Short Communication - Journal of Oral Medicine and Surgery (2018) Volume 1, Issue 1
Dental Caries, Developmental Defects of the Enamel and Dental Fluorosis in 9-Year-Olds of Igboora, Ibarapa Central Local Government Area, Oyo State, Nigeria
The WHO has defined health as a state of complete physical, mental and social well-being and not merely the absence of disease or infirmity. Dental caries, developmental defects of the enamel (DDE) and dental fluorosis are oral health conditions that affect the overall health and wellbeing of an individual.
Developmental defects of the enamel (DDE) have been defined as disturbances in hard tissue matrices and their mineralization that arise during odontogenesis. According to their clinical appearances, DDEs have been classified as demarcated opacity, diffuse opacity or hypoplasia (Fédération Dentaire Internationale Working Group, 1992).
Dental caries (which can result from developmental defects of the enamel) is a disease process resulting in the demineralisation of dental hard tissues by microbial activity. It is a readily preventable disease and can be arrested or reversed in its early stages (Kidd et al, 1997).
Caries is a multifactorial disease with an interplay of many factors such as the host microflora, substrate (food), tooth susceptibility, time and host saliva. Many modifications of this interplay have evolved (Fitzgerald et al, 1986).
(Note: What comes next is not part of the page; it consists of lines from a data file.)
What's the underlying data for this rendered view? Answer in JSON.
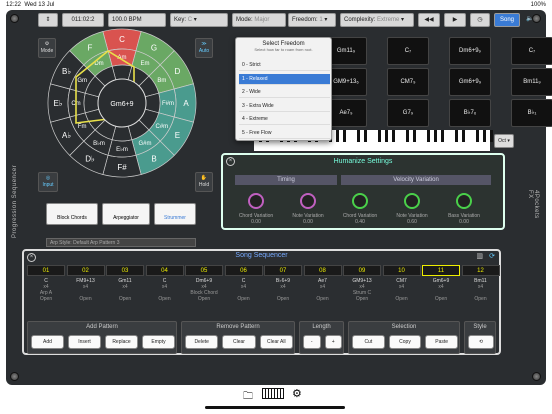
{
  "status": {
    "time": "12:22",
    "date": "Wed 13 Jul",
    "battery": "100%"
  },
  "topbar": {
    "position": "011:02:2",
    "bpm": "100.0 BPM",
    "key_label": "Key:",
    "key_value": "C",
    "mode_label": "Mode:",
    "mode_value": "Major",
    "freedom_label": "Freedom:",
    "freedom_value": "1",
    "complexity_label": "Complexity:",
    "complexity_value": "Extreme",
    "song_label": "Song"
  },
  "left": {
    "mode_label": "Mode",
    "auto_label": "Auto",
    "input_label": "Input",
    "hold_label": "Hold",
    "side_title": "Progression Sequencer",
    "circle_center": "Gm6+9",
    "arp_style_label": "Arp Style:",
    "arp_style_value": "Default Arp Pattern 3"
  },
  "circle": {
    "outer": [
      "C",
      "G",
      "D",
      "A",
      "E",
      "B",
      "F#",
      "D♭",
      "A♭",
      "E♭",
      "B♭",
      "F"
    ],
    "middle": [
      "Am",
      "Em",
      "Bm",
      "F#m",
      "C#m",
      "G#m",
      "E♭m",
      "B♭m",
      "Fm",
      "Cm",
      "Gm",
      "Dm"
    ],
    "numerals": [
      "IV",
      "I",
      "V",
      "ii",
      "vi",
      "iii",
      "vii°"
    ]
  },
  "modes": {
    "block_chords": "Block Chords",
    "arpeggiator": "Arpeggiator",
    "strummer": "Strummer"
  },
  "grid": {
    "cells": [
      "",
      "Gm11₉",
      "C₇",
      "Dm6+9₉",
      "C₇",
      "",
      "GM9+13₆",
      "CM7₉",
      "Gm6+9₉",
      "Bm11₉",
      "",
      "Ae7₉",
      "G7₉",
      "B♭7₆",
      "B♭₁"
    ],
    "oct_label": "Oct"
  },
  "right": {
    "side_title": "4Pockets FX"
  },
  "freedom_menu": {
    "title": "Select Freedom",
    "subtitle": "Select how far to roam from root.",
    "items": [
      "0 - Strict",
      "1 - Relaxed",
      "2 - Wide",
      "3 - Extra Wide",
      "4 - Extreme",
      "5 - Free Flow"
    ],
    "selected": 1
  },
  "humanize": {
    "title": "Humanize Settings",
    "timing": "Timing",
    "velocity": "Velocity Variation",
    "knobs": [
      {
        "label": "Chord Variation",
        "value": "0.00"
      },
      {
        "label": "Note Variation",
        "value": "0.00"
      },
      {
        "label": "Chord Variation",
        "value": "0.40"
      },
      {
        "label": "Note Variation",
        "value": "0.60"
      },
      {
        "label": "Bass Variation",
        "value": "0.00"
      }
    ]
  },
  "sequencer": {
    "title": "Song Sequencer",
    "slots": [
      {
        "num": "01",
        "chord": "C",
        "rep": "x4",
        "extra": "Arp A",
        "state": "Open"
      },
      {
        "num": "02",
        "chord": "FM9+13",
        "rep": "x4",
        "extra": "",
        "state": "Open"
      },
      {
        "num": "03",
        "chord": "Gm11",
        "rep": "x4",
        "extra": "",
        "state": "Open"
      },
      {
        "num": "04",
        "chord": "C",
        "rep": "x4",
        "extra": "",
        "state": "Open"
      },
      {
        "num": "05",
        "chord": "Dm6+9",
        "rep": "x4",
        "extra": "Block Chord",
        "state": "Open"
      },
      {
        "num": "06",
        "chord": "C",
        "rep": "x4",
        "extra": "",
        "state": "Open"
      },
      {
        "num": "07",
        "chord": "B♭6+9",
        "rep": "x4",
        "extra": "",
        "state": "Open"
      },
      {
        "num": "08",
        "chord": "Ae7",
        "rep": "x4",
        "extra": "",
        "state": "Open"
      },
      {
        "num": "09",
        "chord": "GM9+13",
        "rep": "x4",
        "extra": "Strum C",
        "state": "Open"
      },
      {
        "num": "10",
        "chord": "CM7",
        "rep": "x4",
        "extra": "",
        "state": "Open"
      },
      {
        "num": "11",
        "chord": "Gm6+9",
        "rep": "x4",
        "extra": "",
        "state": "Open"
      },
      {
        "num": "12",
        "chord": "Bm11",
        "rep": "x4",
        "extra": "",
        "state": "Open"
      }
    ],
    "groups": [
      {
        "label": "Add Pattern",
        "buttons": [
          "Add",
          "Insert",
          "Replace",
          "Empty"
        ]
      },
      {
        "label": "Remove Pattern",
        "buttons": [
          "Delete",
          "Clear",
          "Clear All"
        ]
      },
      {
        "label": "Length",
        "buttons": [
          "-",
          "+"
        ]
      },
      {
        "label": "Selection",
        "buttons": [
          "Cut",
          "Copy",
          "Paste"
        ]
      },
      {
        "label": "Style",
        "buttons": [
          "⟲"
        ]
      }
    ]
  },
  "colors": {
    "accent": "#3a7bd5",
    "red": "#d9534f",
    "green": "#6aa864",
    "teal": "#4a9b8e",
    "yellow": "#e8e04a"
  }
}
Dental fluorosis (DF) refers to changes in the appearance of tooth enamel that are caused by long-term ingestion of fluoride during the time teeth are forming (Aoba et al, 2002). Dental fluorosis is observed in specific geographical areas in the world showing an endemic epidemiological pattern affecting millions of people (Cintra-Viveiro and De la Fuente- Hernández, 2017).Author(s): Afolabi B O